Get out your golf clubs, swimsuits and barbecues because it's official — the country is in for a hot summer, according to Environment Canada.
The weather agency announced its three-month seasonal forecast for June, July and August on Wednesday.
"People were looking for a warm summer after a wet spring in much of the country, so it's good news," Toronto-based CBC meteorologist Johanna Wagstaffe said in an interview.
Above-normal temperatures are predicted for the next three months across the country with trends based on 40 years of historical data.
In addition, British Columbia, Ontario and Quebec will experience below-normal precipitation, while southern Saskatchewan, Manitoba and most of Newfoundland will be wet with above-normal precipitation.
But how accurate are these predictions?
"They're pretty confident in the temperatures for June and July because those predictions are based on a strong weather pattern — La Nina," said Wagstaffe.
However, that weather pattern starts weakening in July, so the temperature trend could change in August, she added.
In terms of temperature forecasts, Environment Canada is generally 75 per cent correct for Western B.C., northern Ontario and Manitoba, according to its website.
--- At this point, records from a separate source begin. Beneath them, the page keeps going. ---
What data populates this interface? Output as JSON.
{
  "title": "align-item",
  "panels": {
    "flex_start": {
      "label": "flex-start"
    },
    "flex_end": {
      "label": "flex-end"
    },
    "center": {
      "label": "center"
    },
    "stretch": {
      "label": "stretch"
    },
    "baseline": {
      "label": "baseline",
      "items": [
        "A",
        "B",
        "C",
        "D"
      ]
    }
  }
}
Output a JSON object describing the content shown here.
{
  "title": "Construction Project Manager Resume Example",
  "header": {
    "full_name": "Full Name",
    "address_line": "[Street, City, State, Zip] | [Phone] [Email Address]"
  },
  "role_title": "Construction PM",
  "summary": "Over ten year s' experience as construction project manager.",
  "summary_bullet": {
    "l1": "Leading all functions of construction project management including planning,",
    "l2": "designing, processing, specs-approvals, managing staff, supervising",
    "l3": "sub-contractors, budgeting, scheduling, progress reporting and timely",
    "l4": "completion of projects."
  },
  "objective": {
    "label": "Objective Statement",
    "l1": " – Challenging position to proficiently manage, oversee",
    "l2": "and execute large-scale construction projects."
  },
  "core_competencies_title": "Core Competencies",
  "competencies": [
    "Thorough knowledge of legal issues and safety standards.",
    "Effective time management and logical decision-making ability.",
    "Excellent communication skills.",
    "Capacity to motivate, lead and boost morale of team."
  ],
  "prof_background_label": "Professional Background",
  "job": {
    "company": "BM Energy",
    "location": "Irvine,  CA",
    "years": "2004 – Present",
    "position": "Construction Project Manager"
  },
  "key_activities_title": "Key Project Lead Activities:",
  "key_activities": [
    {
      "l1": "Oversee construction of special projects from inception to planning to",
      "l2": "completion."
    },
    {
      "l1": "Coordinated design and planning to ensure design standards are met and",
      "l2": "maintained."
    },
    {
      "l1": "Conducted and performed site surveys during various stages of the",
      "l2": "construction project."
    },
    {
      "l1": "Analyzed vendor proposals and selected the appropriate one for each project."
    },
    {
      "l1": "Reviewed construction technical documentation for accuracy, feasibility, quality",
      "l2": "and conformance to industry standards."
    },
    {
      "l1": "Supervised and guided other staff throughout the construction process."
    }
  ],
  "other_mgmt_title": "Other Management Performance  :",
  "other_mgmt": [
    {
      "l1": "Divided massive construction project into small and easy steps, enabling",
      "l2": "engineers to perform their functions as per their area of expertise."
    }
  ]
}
Accuracy drops to 50 per cent or greater for the rest of the country with the exception of New Brunswick and St John's, where they are often not better than chance.
Precipitation is a little harder to forecast. In this area, Environment Canada has been better than chance in the past for eastern Ontario, southern Quebec, northern Alberta, southern Manitoba and much of the North.
For the rest of the country, the agency's precipitation predictions are not significantly better than chance.